Where To Stay

Hotels:

There are good hotels in Luang Prabang, Vang Vieng and Vientiane, but facilities are basic elsewhere with just a few exceptions. Local village hostels are available, but with few amenities, these are not really geared towards western tourists. One thing to bear in mind is the peak and low season periods. High season, which is from October to January means more booked-out hotels and higher prices. By contrast low-season – any date that falls outside of January to February – means more room for bargaining and less visitors. One especially impressive new opening is La Folie Lodge (www.lafolie-laos.com), a property owned by a French count, located on Don Daeng, an isolated island in the Mekong River in southern Laos. Ideal for a look at rural Laotian life and for enjoying perfect isolation in luxury.

Nowadays Laos has several five-star options and some fantastic boutique options. Luang Prabang has the highest concentration mainly due its UNESCO-listed setting and elegant colonial buildings. The Aman and Orient Express chains have hotels in Laos and several independent boutiques have opened, many of which are perfect for honeymooners and upscale visitors, offering world-class cuisine, cultural programmes and service of the highest standards.
Bed and breakfast:
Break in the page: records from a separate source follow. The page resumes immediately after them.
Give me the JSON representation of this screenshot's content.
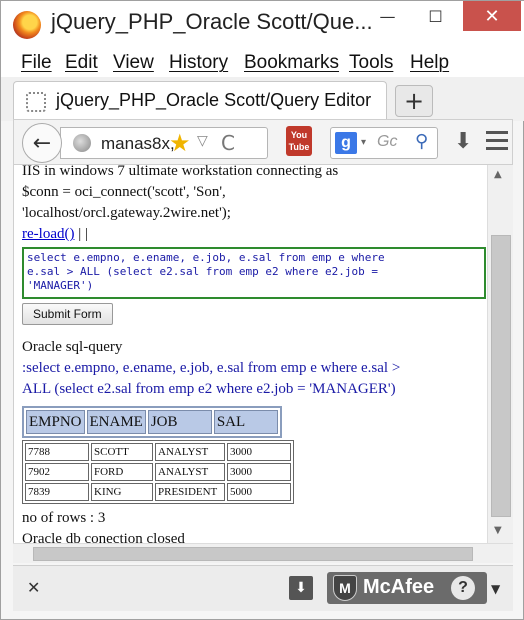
{
  "window": {
    "title": "jQuery_PHP_Oracle Scott/Que...",
    "min_glyph": "—",
    "max_glyph": "☐",
    "close_glyph": "✕"
  },
  "menu": {
    "items": [
      "File",
      "Edit",
      "View",
      "History",
      "Bookmarks",
      "Tools",
      "Help"
    ]
  },
  "tab": {
    "title": "jQuery_PHP_Oracle Scott/Query Editor",
    "new_tab_glyph": "+"
  },
  "nav": {
    "back_glyph": "←",
    "url": "manas8x,",
    "star_glyph": "★",
    "dropdown_glyph": "▽",
    "reload_glyph": "C",
    "youtube_label": "You Tube",
    "search_engine_glyph": "g",
    "search_dropdown_glyph": "▾",
    "search_placeholder": "Gc",
    "search_glyph": "⚲",
    "download_glyph": "⬇"
  },
  "content": {
    "line1": "IIS in windows 7 ultimate workstation connecting as",
    "line2": "$conn = oci_connect('scott', 'Son',",
    "line3": "'localhost/orcl.gateway.2wire.net');",
    "reload_link": "re-load()",
    "separator": "| |",
    "sql_input": "select e.empno, e.ename, e.job, e.sal from emp e where\ne.sal > ALL (select e2.sal from emp e2 where e2.job =\n'MANAGER')",
    "submit_label": "Submit Form",
    "sql_heading": "Oracle sql-query",
    "query_line1": ":select e.empno, e.ename, e.job, e.sal from emp e where e.sal >",
    "query_line2": "ALL (select e2.sal from emp e2 where e2.job = 'MANAGER')",
    "headers": [
      "EMPNO",
      "ENAME",
      "JOB",
      "SAL"
    ],
    "rows": [
      [
        "7788",
        "SCOTT",
        "ANALYST",
        "3000"
      ],
      [
        "7902",
        "FORD",
        "ANALYST",
        "3000"
      ],
      [
        "7839",
        "KING",
        "PRESIDENT",
        "5000"
      ]
    ],
    "row_count": "no of rows : 3",
    "closed_msg": "Oracle db conection closed"
  },
  "addon": {
    "close_glyph": "✕",
    "download_glyph": "⬇",
    "mcafee_label": "McAfee",
    "mcafee_shield": "M",
    "help_glyph": "?",
    "dropdown_glyph": "▼"
  }
}
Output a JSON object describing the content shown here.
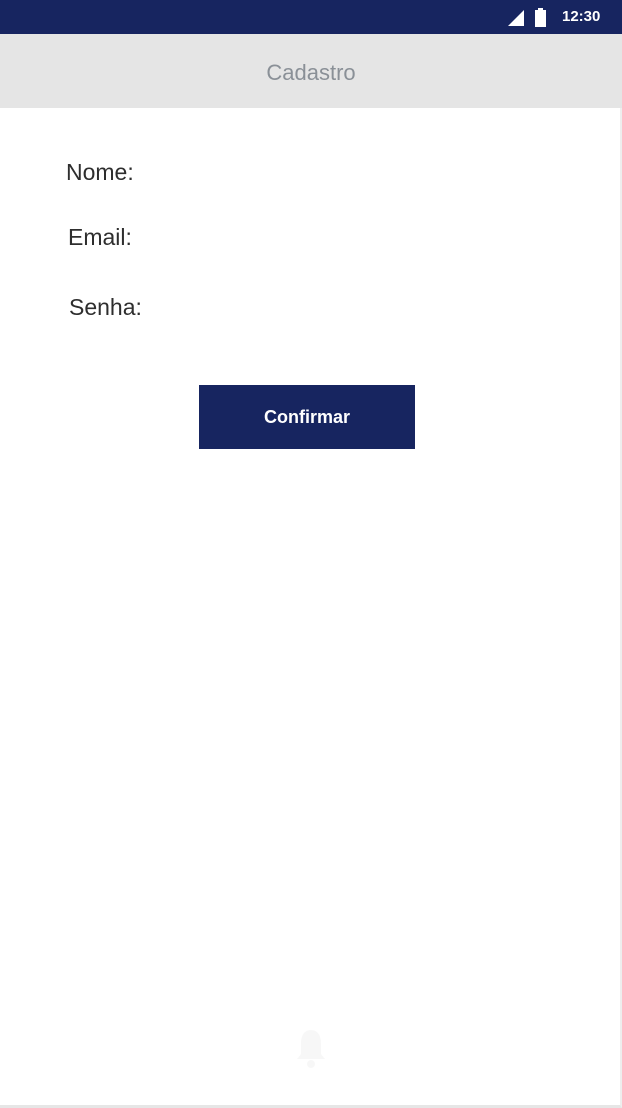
{
  "status_bar": {
    "time": "12:30",
    "signal_icon": "signal-icon",
    "battery_icon": "battery-icon",
    "background_color": "#172560"
  },
  "app_bar": {
    "title": "Cadastro",
    "background_color": "#e5e5e5"
  },
  "form": {
    "fields": [
      {
        "label": "Nome:",
        "value": "",
        "placeholder": ""
      },
      {
        "label": "Email:",
        "value": "",
        "placeholder": ""
      },
      {
        "label": "Senha:",
        "value": "",
        "placeholder": ""
      }
    ],
    "confirm_label": "Confirmar",
    "accent_color": "#172560"
  },
  "bottom": {
    "icon": "bell-icon"
  }
}
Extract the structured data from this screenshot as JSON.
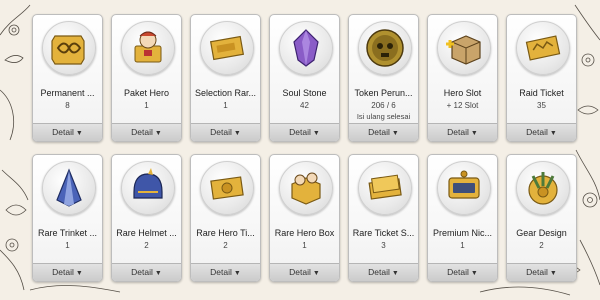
{
  "items": [
    {
      "name": "Permanent ...",
      "qty": "8",
      "note": "",
      "detail": "Detail",
      "icon": "infinity-scroll-icon"
    },
    {
      "name": "Paket Hero",
      "qty": "1",
      "note": "",
      "detail": "Detail",
      "icon": "hero-package-icon"
    },
    {
      "name": "Selection Rar...",
      "qty": "1",
      "note": "",
      "detail": "Detail",
      "icon": "selection-ticket-icon"
    },
    {
      "name": "Soul Stone",
      "qty": "42",
      "note": "",
      "detail": "Detail",
      "icon": "soul-stone-icon"
    },
    {
      "name": "Token Perun...",
      "qty": "206 / 6",
      "note": "Isi ulang selesai",
      "detail": "Detail",
      "icon": "skull-token-icon"
    },
    {
      "name": "Hero Slot",
      "qty": "+ 12 Slot",
      "note": "",
      "detail": "Detail",
      "icon": "slot-box-icon"
    },
    {
      "name": "Raid Ticket",
      "qty": "35",
      "note": "",
      "detail": "Detail",
      "icon": "raid-ticket-icon"
    },
    {
      "name": "Rare Trinket ...",
      "qty": "1",
      "note": "",
      "detail": "Detail",
      "icon": "cloak-trinket-icon"
    },
    {
      "name": "Rare Helmet ...",
      "qty": "2",
      "note": "",
      "detail": "Detail",
      "icon": "helmet-icon"
    },
    {
      "name": "Rare Hero Ti...",
      "qty": "2",
      "note": "",
      "detail": "Detail",
      "icon": "hero-ticket-icon"
    },
    {
      "name": "Rare Hero Box",
      "qty": "1",
      "note": "",
      "detail": "Detail",
      "icon": "hero-box-icon"
    },
    {
      "name": "Rare Ticket S...",
      "qty": "3",
      "note": "",
      "detail": "Detail",
      "icon": "rare-ticket-icon"
    },
    {
      "name": "Premium Nic...",
      "qty": "1",
      "note": "",
      "detail": "Detail",
      "icon": "name-tag-icon"
    },
    {
      "name": "Gear Design",
      "qty": "2",
      "note": "",
      "detail": "Detail",
      "icon": "gear-design-icon"
    }
  ],
  "colors": {
    "gold": "#e3b23c",
    "purple": "#8a5cc7",
    "blue": "#4a63b8",
    "panel": "#ffffff"
  }
}
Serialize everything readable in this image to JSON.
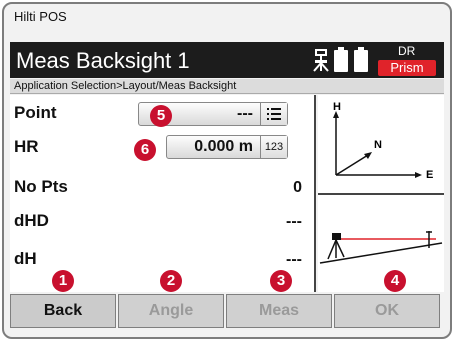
{
  "app": {
    "title": "Hilti POS"
  },
  "header": {
    "title": "Meas Backsight 1",
    "mode_top": "DR",
    "mode_bottom": "Prism"
  },
  "breadcrumb": "Application Selection>Layout/Meas Backsight",
  "fields": {
    "point": {
      "label": "Point",
      "value": "---",
      "badge": "5"
    },
    "hr": {
      "label": "HR",
      "value": "0.000 m",
      "badge": "6",
      "keypad_label": "123"
    }
  },
  "readouts": [
    {
      "label": "No Pts",
      "value": "0"
    },
    {
      "label": "dHD",
      "value": "---"
    },
    {
      "label": "dH",
      "value": "---"
    }
  ],
  "axes": {
    "h": "H",
    "n": "N",
    "e": "E"
  },
  "softkeys": [
    {
      "label": "Back",
      "badge": "1",
      "enabled": true
    },
    {
      "label": "Angle",
      "badge": "2",
      "enabled": false
    },
    {
      "label": "Meas",
      "badge": "3",
      "enabled": false
    },
    {
      "label": "OK",
      "badge": "4",
      "enabled": false
    }
  ],
  "colors": {
    "header_bg": "#1c1c1c",
    "prism_red": "#e0232a",
    "badge_red": "#c8102e"
  },
  "icons": [
    "tripod-icon",
    "battery-icon",
    "list-icon",
    "keypad-icon",
    "axes-icon",
    "sight-line-icon"
  ]
}
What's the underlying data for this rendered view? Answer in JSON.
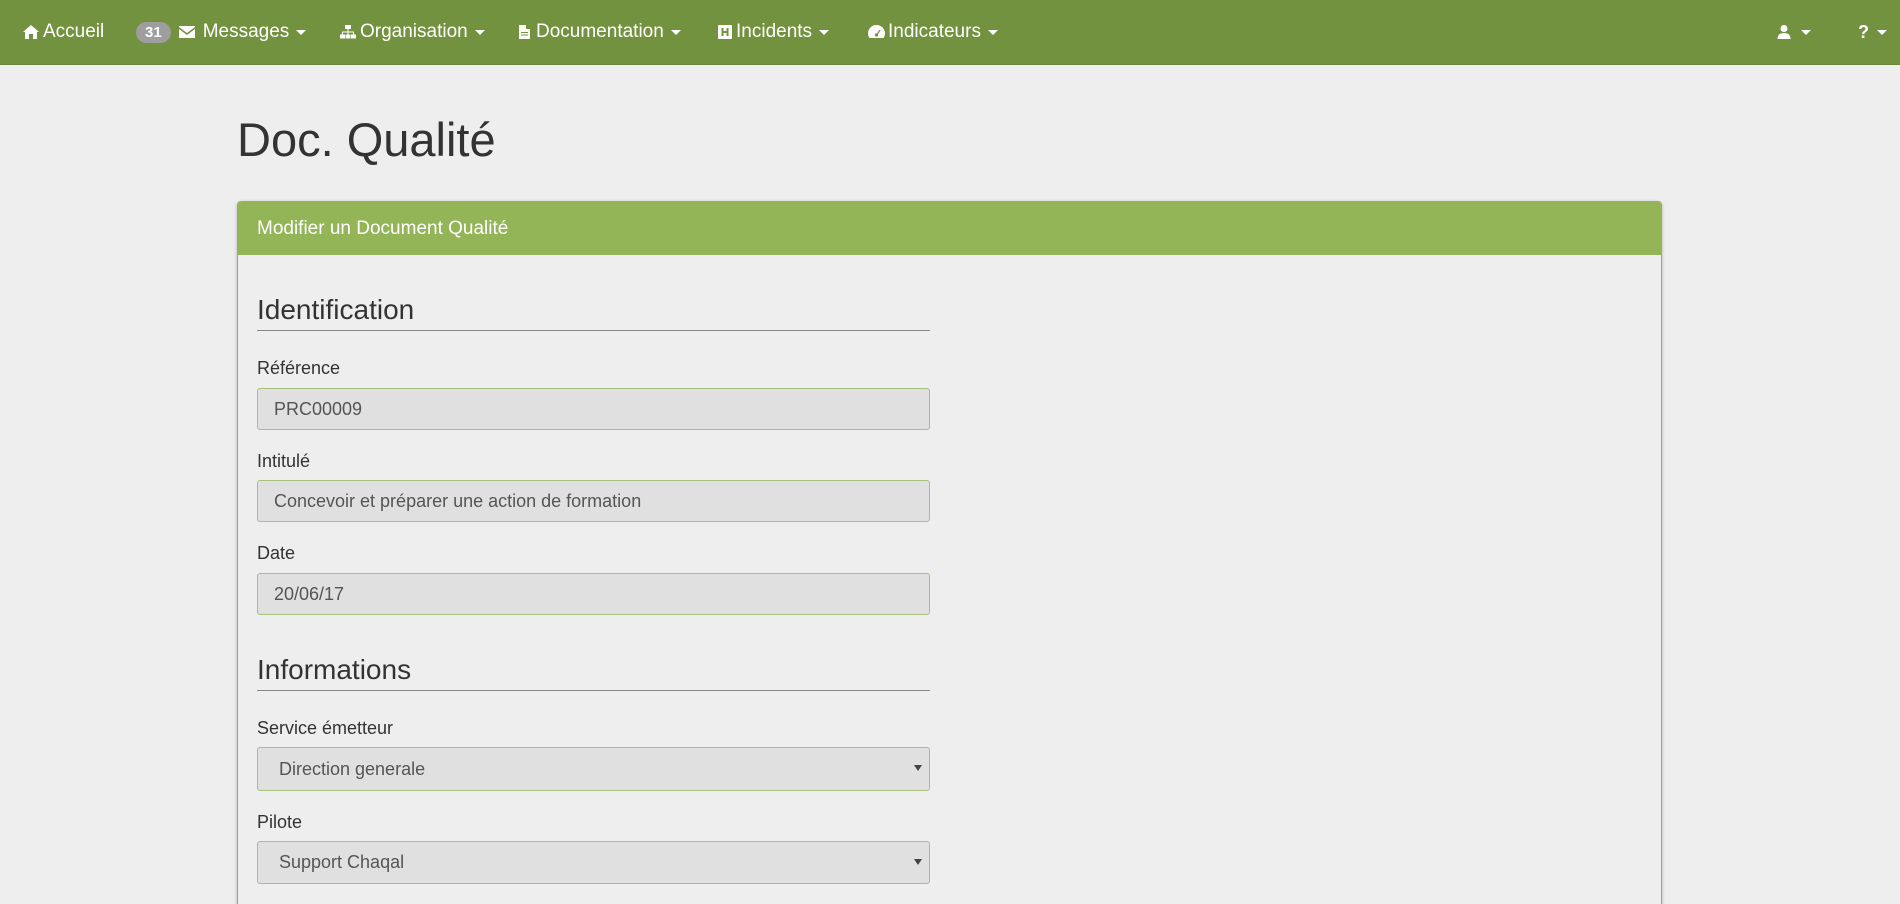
{
  "navbar": {
    "home_label": "Accueil",
    "messages_count": "31",
    "messages_label": "Messages",
    "organisation_label": "Organisation",
    "documentation_label": "Documentation",
    "incidents_label": "Incidents",
    "indicateurs_label": "Indicateurs",
    "help_label": "?"
  },
  "page": {
    "title": "Doc. Qualité"
  },
  "panel": {
    "heading": "Modifier un Document Qualité"
  },
  "sections": {
    "identification": "Identification",
    "informations": "Informations"
  },
  "fields": {
    "reference": {
      "label": "Référence",
      "value": "PRC00009"
    },
    "intitule": {
      "label": "Intitulé",
      "value": "Concevoir et préparer une action de formation"
    },
    "date": {
      "label": "Date",
      "value": "20/06/17"
    },
    "service": {
      "label": "Service émetteur",
      "value": "Direction generale"
    },
    "pilote": {
      "label": "Pilote",
      "value": "Support Chaqal"
    }
  },
  "colors": {
    "navbar": "#73923f",
    "panel_heading": "#93b558",
    "badge": "#9e9e9e",
    "background": "#eeeeee"
  }
}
Guesthouses are common in areas frequented by tourists in Laos. There have been budget guesthouses for several years in traveller hubs, and mid-level range guesthouses are now mushrooming across the country. Lao guesthouses are often very busy during festivals – especially during the busy period of December to February and Lao New Year. The trick, as ever, is to book ahead.
Camping:

Organised tent camping is available in Phou Khao Khouay National Protected Area and through major tour operators in Vang Vieng. Wild camping is also possible with your own gear, although for safety reasons this is obviously better done in a group. Simple bamboo forest camps are also a possibility. The Nam Ha Forest Camp in Luang Namtha’s Nam Ha National Protected Area is a good option. There is also combination of rafting and camping expeditions available in Luang Prabang province. Additionally, Xe Pian National Protected Area offers short camping programmes from Kiet Ngong Village.
Other accommodation:

Laos is eager to promote ecotourism and visitors can stay in specially constructed eco-lodges available around the country. These include lodges in Laopako, around 50km (31 miles) from Vientiane on the Nam Ngum River, the Boat Landing Guest House (www.theboatlanding.laopdr.com) in Luang Namtha province, the Kingfisher Lodge (www.kingfisherecolodge.com) in Champassak province and Kamu Lodge (www.kamulodge.com) a tented lodge upstream from Luang Prabang. For more information contact Ecotourism Laos (www.ecotourismlaos.com), part of the Lao National Tourism Authority. Several lodges have opened right on the river too which gives you the chance to explore river life and more rural settings.

Home stays are a relatively new phenomenon in Laos, but are an excellent way of immersing yourself in their way of life. By staying with a family you’ll quickly gain an appreciation for the challenges Lao people face, the work people engage in, the rural way of life and the feeling of family and community in the village – essentially what Laos is built on as a rural society.